Flour. Oil. Water. Salt.
Four ingredients. That’s all it takes to make matzah.
Matzah can be made quickly. It is the food of the Passover, the final meal before leaving Egypt (Mitzrayim: the narrow place), in haste. Matzah reminds us of God’s provision to go forth from the place of enslavement we thought we would be stuck in forever.
Matzah is a bread without extras. It is a word rooted in matsas, meaning to drain out. It doesn’t have yeast or nuts or sugar- it contains only the simplest of nourishment. Matzah separates our wants from our needs- and gives us what we need.
Matzah is a reminder of what is essential. It invites us to think about the bread what kind of bread we are hungry for.
In Hebrew, the word for bread is lechem, rooted in lacham- to battle or go to war.
How often does our hunger lead us to the bread of war?
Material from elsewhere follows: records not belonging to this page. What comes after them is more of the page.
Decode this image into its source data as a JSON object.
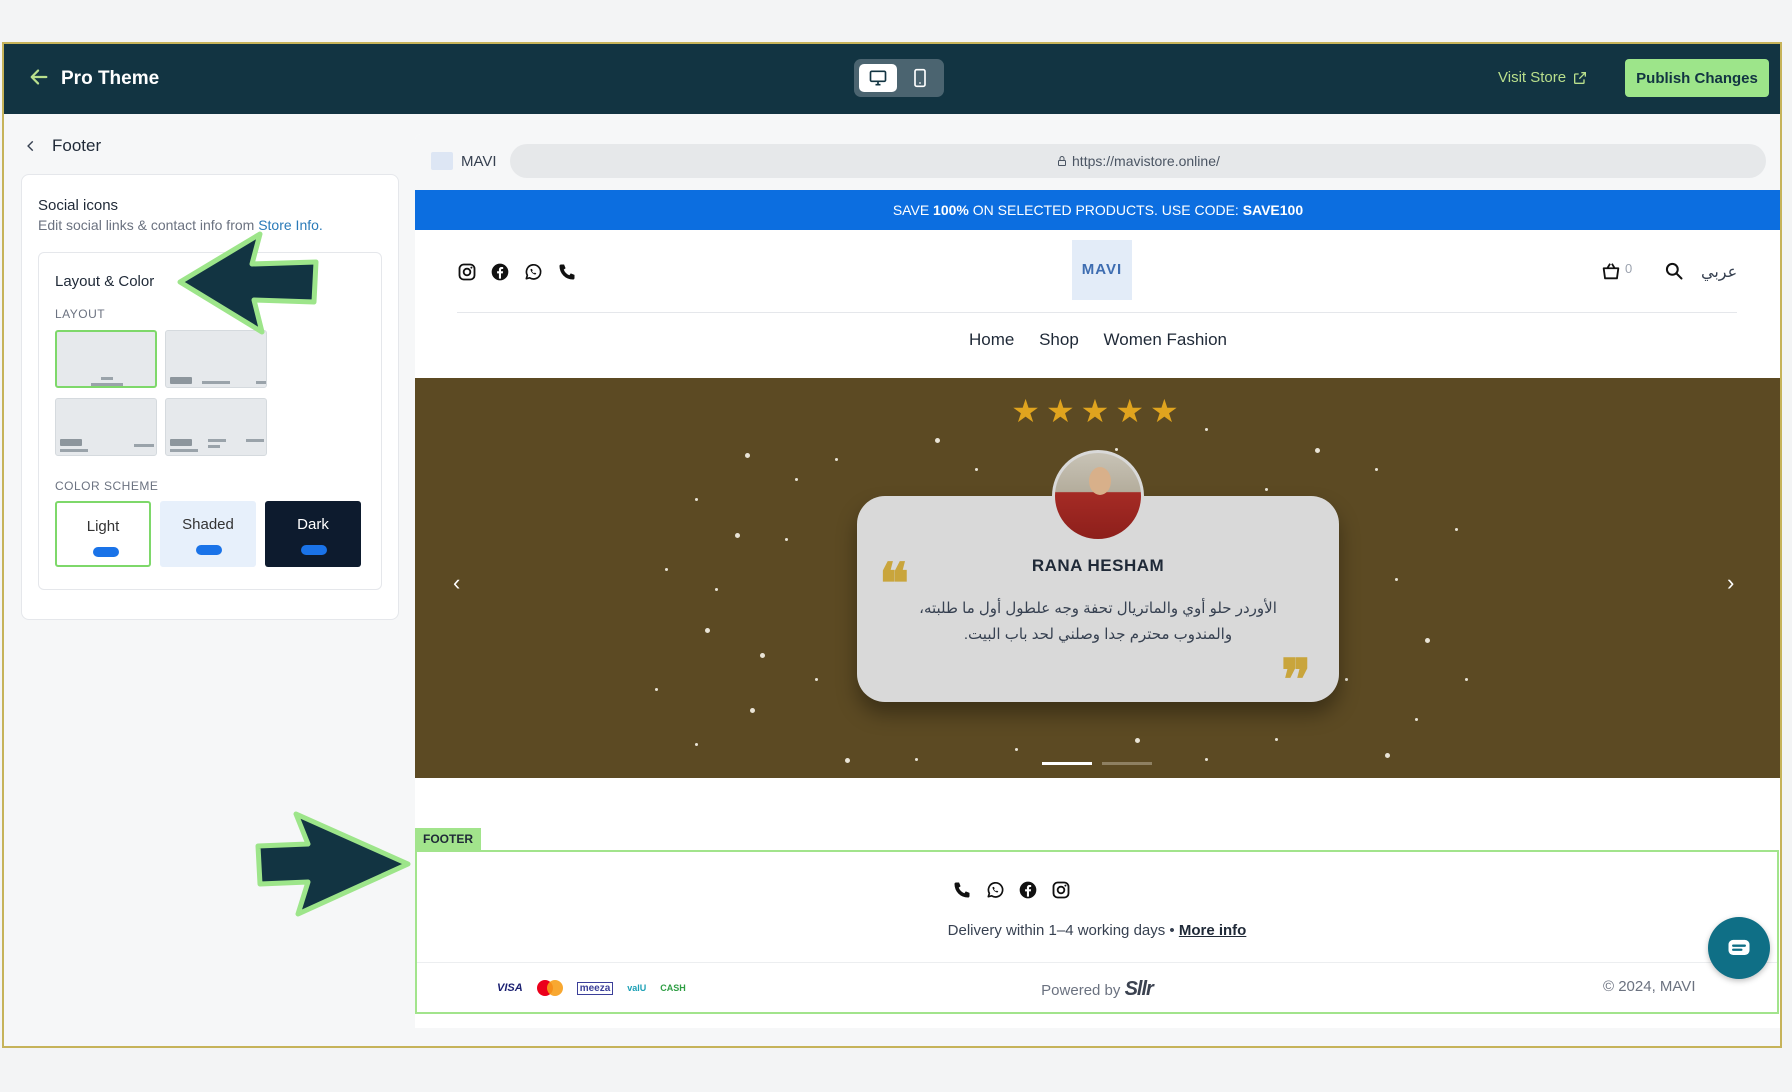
{
  "topbar": {
    "title": "Pro Theme",
    "visit_store": "Visit Store",
    "publish": "Publish Changes"
  },
  "sidebar": {
    "back_label": "Footer",
    "social_title": "Social icons",
    "social_desc": "Edit social links & contact info from",
    "social_link": "Store Info.",
    "layout_color_title": "Layout & Color",
    "layout_label": "LAYOUT",
    "color_scheme_label": "COLOR SCHEME",
    "schemes": [
      "Light",
      "Shaded",
      "Dark"
    ]
  },
  "browser": {
    "tab": "MAVI",
    "url": "https://mavistore.online/"
  },
  "store": {
    "announce_pre": "SAVE",
    "announce_pct": "100%",
    "announce_mid": "ON SELECTED PRODUCTS. USE CODE:",
    "announce_code": "SAVE100",
    "logo": "MAVI",
    "cart_count": "0",
    "lang": "عربي",
    "nav": [
      "Home",
      "Shop",
      "Women Fashion"
    ]
  },
  "testimonial": {
    "stars": "★★★★★",
    "name": "RANA HESHAM",
    "line1": "الأوردر حلو أوي والماتريال تحفة وجه علطول أول ما طلبته،",
    "line2": "والمندوب محترم جدا وصلني لحد باب البيت.",
    "prev": "‹",
    "next": "›",
    "quote_open": "❝",
    "quote_close": "❞"
  },
  "footer": {
    "tag": "FOOTER",
    "delivery": "Delivery within 1–4 working days •",
    "more_info": "More info",
    "powered_by": "Powered by",
    "brand": "Sllr",
    "copyright": "© 2024, MAVI",
    "payments": [
      "VISA",
      "mastercard",
      "meeza",
      "valU",
      "CASH"
    ]
  },
  "colors": {
    "topbar_bg": "#123442",
    "accent_green": "#9de58a",
    "announce_blue": "#0c6ee0",
    "testimonial_bg": "#5c4a23",
    "star_gold": "#e0a41e"
  }
}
To the scarcity mindset that says we have to fight for our provision? That there are only so many pieces of the pie? That there isn’t enough to go around? That our wants are our needs? That we need more, and have to take up arms or push for control in order to have it?
Matzah is a different kind of bread.
“You shall eat no leavened bread with it. Seven days you shall eat matzah, the bread of affliction—for you came out of the land of Egypt in haste—that all the days of your life you may remember the day when you came out of the land of Egypt.” - Deuteronomy 16:3
Matzah is not the bread of war- it is the bread of anah- affliction, humility, or poverty. Matzah is a bread that tells us we don’t have to join the powers that fight for more- we can join those that leave in faith that the bread we have is enough.
Matzah asks us to examine the cost of living in the narrow places of oppression- and to remember that there is another way. That God is inviting us to freedom. That we can trust that we will be given what we need. That humans do not need to be treated as commodities or barriers. That there is enough provision to go around.
When the Messiah comes, Luke tells us he is born in Bethlehem- the house of bread. But he is born into poverty. His life, even from the very beginning, challenges us with a question: what kind of bread will I build my house upon?
The day before his death, that same Messiah eats a Passover meal...
“And as they were eating, he took bread, and after blessing it broke it and gave it to them, and said, ‘Take; this is my body.’” - Mark 14:22
Jesus holds up matzah, the bread of humility, and says, “This is me. Eat this bread.” Join me in remembering what is essential. Be fed from my example. Ingest a way of being that refuses to treat humans as anything other than beloved. Don’t fight for bread with the oppressors. Take this bread and walk out with me as we liberate the oppressed.
As we continue to celebrate Easter, may we honor Jesus by chewing on the bread he offers. Let’s continue to celebrate with the delicious food around our table. But instead of being numbed by the excess, let’s let the flavors of freedom fill our mouths. Let’s offer generosity. Let’s risk walking away from power. Let’s wonder how we can all take another step towards freedom and flourishing for all.